Start of DATA SECTION

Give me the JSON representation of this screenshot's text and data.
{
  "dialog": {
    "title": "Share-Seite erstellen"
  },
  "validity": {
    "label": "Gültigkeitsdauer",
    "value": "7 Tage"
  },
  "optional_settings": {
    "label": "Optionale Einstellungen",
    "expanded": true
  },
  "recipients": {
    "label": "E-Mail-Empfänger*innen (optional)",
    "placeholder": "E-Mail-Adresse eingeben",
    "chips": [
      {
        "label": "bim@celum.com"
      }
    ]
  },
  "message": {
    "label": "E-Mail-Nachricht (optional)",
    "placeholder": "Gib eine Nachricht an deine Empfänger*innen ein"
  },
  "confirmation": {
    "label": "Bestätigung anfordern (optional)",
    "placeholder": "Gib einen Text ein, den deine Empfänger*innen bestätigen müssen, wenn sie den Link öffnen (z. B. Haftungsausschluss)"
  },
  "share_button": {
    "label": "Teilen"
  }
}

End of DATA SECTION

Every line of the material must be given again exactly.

**EXERCISE OUTPUT**
Give me the JSON representation of this screenshot's text and data.
{
  "dialog": {
    "title": "Share-Seite erstellen"
  },
  "validity": {
    "label": "Gültigkeitsdauer",
    "value": "7 Tage"
  },
  "optional_settings": {
    "label": "Optionale Einstellungen",
    "expanded": true
  },
  "recipients": {
    "label": "E-Mail-Empfänger*innen (optional)",
    "placeholder": "E-Mail-Adresse eingeben",
    "chips": [
      {
        "label": "bim@celum.com"
      }
    ]
  },
  "message": {
    "label": "E-Mail-Nachricht (optional)",
    "placeholder": "Gib eine Nachricht an deine Empfänger*innen ein"
  },
  "confirmation": {
    "label": "Bestätigung anfordern (optional)",
    "placeholder": "Gib einen Text ein, den deine Empfänger*innen bestätigen müssen, wenn sie den Link öffnen (z. B. Haftungsausschluss)"
  },
  "share_button": {
    "label": "Teilen"
  }
}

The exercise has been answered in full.